This week we begin a new book of the Torah. In English the book is called Numbers, because it begins with a census. In Hebrew, the book is called Bamidbar: in the desert. In our tradition, we name the book of the Torah by a word which is significant from the first few sentences. In the case of Bamidbar, our ancestors clearly felt that the desert was far more significant than the counting. So, why is that?
The rabbis answer that the giving of the Torah and the Israelites’ wanderings were central to the story of our people and formative in shaping who we were to become, and that the fact that both of these events happened in the desert was extremely significant.
The Israelites found themselves in the wilderness (the “midbar”) after their escape from slavery. They were struggling to become free — to remove the shackles of their oppression in Egypt and become a community and a nation. The years in the wilderness were a time of healing. It was a time when a people who had suffered so much, learned what it meant to be masters of their own destiny. And to do that they needed to be in the midbar. The desert nurtured and protected them. It sheltered them from the storms of the city life, its pressures and its intensity. It provided them with a new outlook, and taught them important lessons which we would do well to learn.
The desert is not what it first seems — it takes time to know and understand. There is life teeming in the wilderness. There is food and water; but you have to take time to feel the silence, to hear the whispers of the wind, to find the true desert. It is the same with life and relationships. There is goodness and beauty in people, but sometimes we do not take the time to know them and see the beauty within. Sometimes we judge without looking beneath the surface. The wilderness taught the Israelites, and it teaches us, to take the time to look, to see and to feel.
The wilderness also teaches the importance of community — of being together and working as one towards a common goal. There, everyone was equal. The Israelites had to rely on one another.

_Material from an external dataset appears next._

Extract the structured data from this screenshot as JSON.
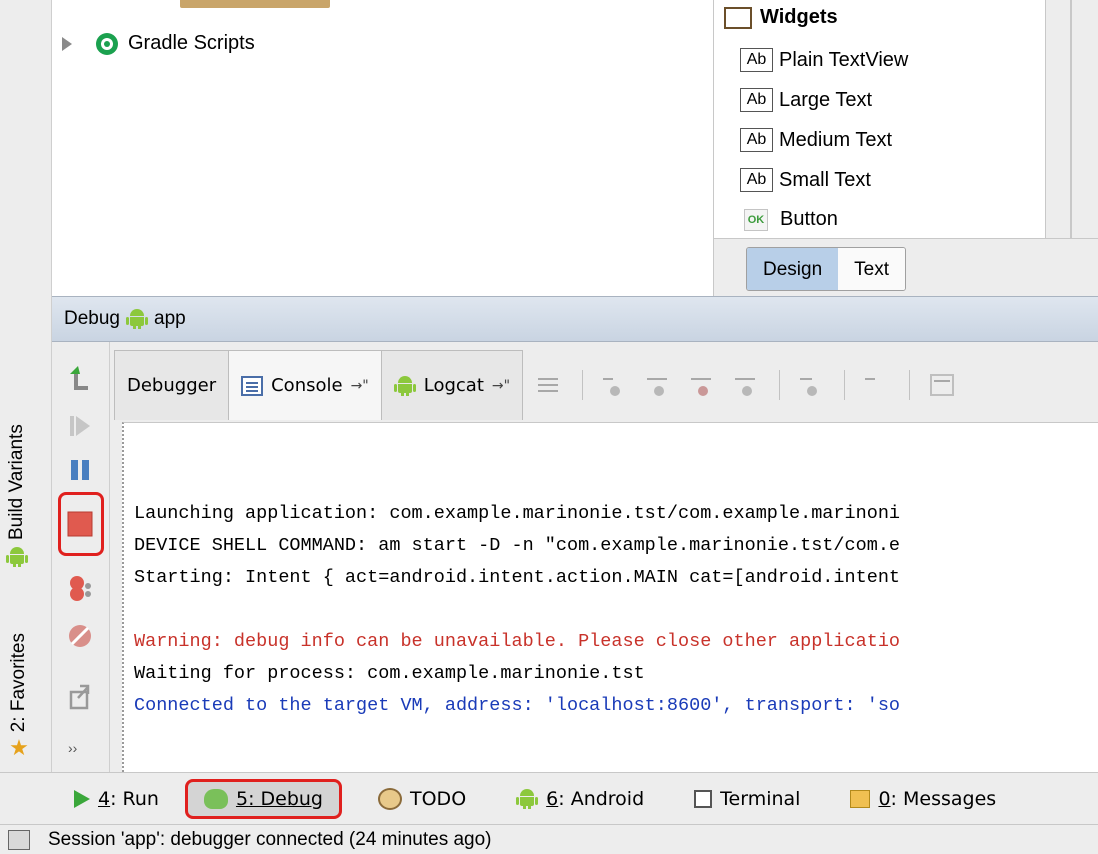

They had to work together to recognize each other’s strengths and abilities in order to harness them for the community. The desert taught us to be more than ourselves; it showed us the strength and beauty of community.

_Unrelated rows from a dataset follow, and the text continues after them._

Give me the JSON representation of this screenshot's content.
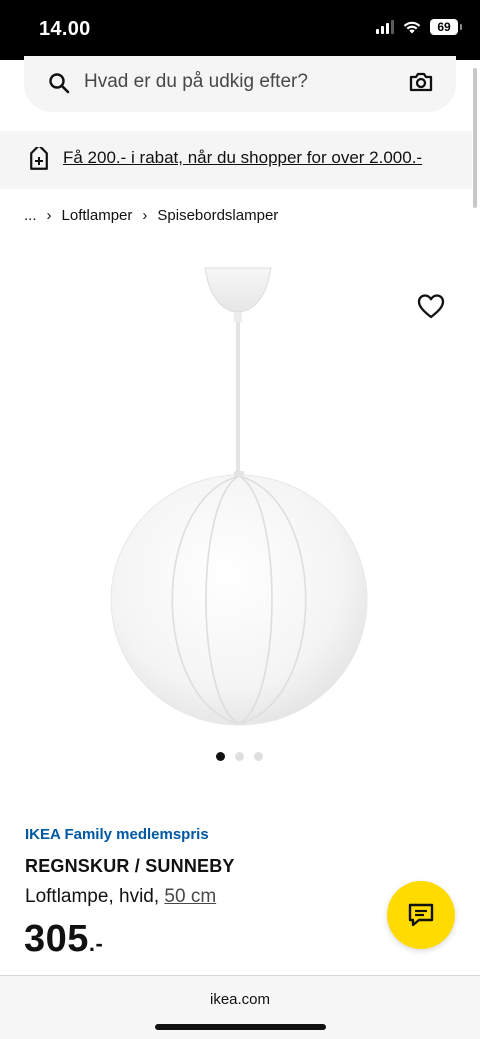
{
  "status_bar": {
    "time": "14.00",
    "battery": "69"
  },
  "search": {
    "placeholder": "Hvad er du på udkig efter?"
  },
  "promo": {
    "text": "Få 200.- i rabat, når du shopper for over 2.000.-"
  },
  "breadcrumb": {
    "items": [
      "...",
      "Loftlamper",
      "Spisebordslamper"
    ]
  },
  "carousel": {
    "count": 3,
    "active_index": 0
  },
  "product": {
    "family_label": "IKEA Family medlemspris",
    "name": "REGNSKUR / SUNNEBY",
    "description": "Loftlampe, hvid, ",
    "size_link": "50 cm",
    "price": "305",
    "price_suffix": ".-"
  },
  "browser": {
    "url": "ikea.com"
  },
  "colors": {
    "brand_blue": "#0058a3",
    "chat_yellow": "#ffdb00",
    "banner_bg": "#f5f5f5"
  },
  "icons": [
    "search-icon",
    "camera-icon",
    "tag-icon",
    "heart-icon",
    "chat-icon"
  ]
}
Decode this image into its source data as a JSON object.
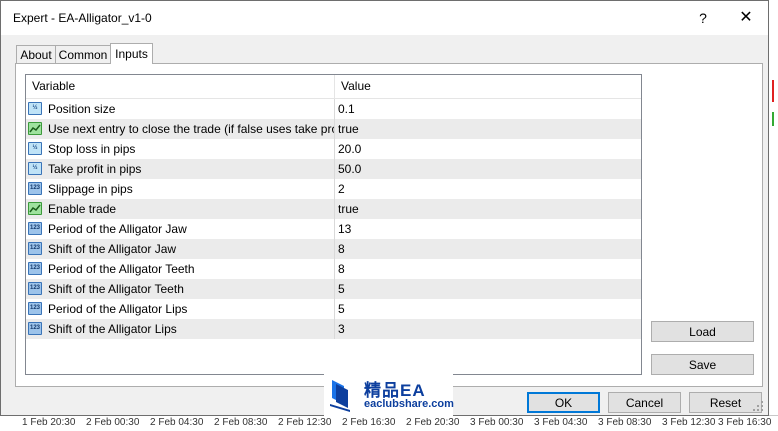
{
  "window": {
    "title": "Expert - EA-Alligator_v1-0",
    "help_glyph": "?",
    "close_glyph": "✕"
  },
  "tabs": [
    {
      "label": "About",
      "active": false
    },
    {
      "label": "Common",
      "active": false
    },
    {
      "label": "Inputs",
      "active": true
    }
  ],
  "grid": {
    "columns": [
      "Variable",
      "Value"
    ],
    "rows": [
      {
        "type": "double",
        "icon": "double-type-icon",
        "icon_text": "½",
        "variable": "Position size",
        "value": "0.1"
      },
      {
        "type": "bool",
        "icon": "bool-type-icon",
        "icon_text": "",
        "variable": "Use next entry to close the trade (if false uses take profit)",
        "value": "true"
      },
      {
        "type": "double",
        "icon": "double-type-icon",
        "icon_text": "½",
        "variable": "Stop loss in pips",
        "value": "20.0"
      },
      {
        "type": "double",
        "icon": "double-type-icon",
        "icon_text": "½",
        "variable": "Take profit in pips",
        "value": "50.0"
      },
      {
        "type": "int",
        "icon": "integer-type-icon",
        "icon_text": "123",
        "variable": "Slippage in pips",
        "value": "2"
      },
      {
        "type": "bool",
        "icon": "bool-type-icon",
        "icon_text": "",
        "variable": "Enable trade",
        "value": "true"
      },
      {
        "type": "int",
        "icon": "integer-type-icon",
        "icon_text": "123",
        "variable": "Period of the Alligator Jaw",
        "value": "13"
      },
      {
        "type": "int",
        "icon": "integer-type-icon",
        "icon_text": "123",
        "variable": "Shift of the Alligator Jaw",
        "value": "8"
      },
      {
        "type": "int",
        "icon": "integer-type-icon",
        "icon_text": "123",
        "variable": "Period of the Alligator Teeth",
        "value": "8"
      },
      {
        "type": "int",
        "icon": "integer-type-icon",
        "icon_text": "123",
        "variable": "Shift of the Alligator Teeth",
        "value": "5"
      },
      {
        "type": "int",
        "icon": "integer-type-icon",
        "icon_text": "123",
        "variable": "Period of the Alligator Lips",
        "value": "5"
      },
      {
        "type": "int",
        "icon": "integer-type-icon",
        "icon_text": "123",
        "variable": "Shift of the Alligator Lips",
        "value": "3"
      }
    ]
  },
  "buttons": {
    "load": "Load",
    "save": "Save",
    "ok": "OK",
    "cancel": "Cancel",
    "reset": "Reset"
  },
  "watermark": {
    "title": "精品EA",
    "subtitle": "eaclubshare.com"
  },
  "chart_axis": {
    "labels": [
      "1 Feb 20:30",
      "2 Feb 00:30",
      "2 Feb 04:30",
      "2 Feb 08:30",
      "2 Feb 12:30",
      "2 Feb 16:30",
      "2 Feb 20:30",
      "3 Feb 00:30",
      "3 Feb 04:30",
      "3 Feb 08:30",
      "3 Feb 12:30",
      "3 Feb 16:30"
    ]
  },
  "colors": {
    "accent_border": "#0078d7",
    "bull_candle": "#33aa33",
    "bear_candle": "#e02020"
  }
}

But more than anything else, the wilderness gave us time. Time to escape the noise and frenetic pace of life in Egypt. Time to think, to rest and to just be. Many of us are working at an unsustainable pace. We go from one activity to another without finding time for leisure, for family, for fun. We are overworked, stressed and unhappy. We have forgotten the lessons of the wilderness; we do not stop long enough to hear the silence. The Israelites heard the voice of God in the desert — it was only when they were able to stop that they could really hear. It is no accident that the letters in the word “midbar” are the same as the word “medaber”, to speak. It is in the expanse of the wilderness that we are able to hear the voice of God, and each other. The children of Israel found holiness, even in what seems to be one of the most desolate of places on earth, because they learned to look closely and see what is beneath the surface. They took the time to listen, hear and feel; and they learned the importance of caring for themselves and others. May we too learn the lessons of the midbar.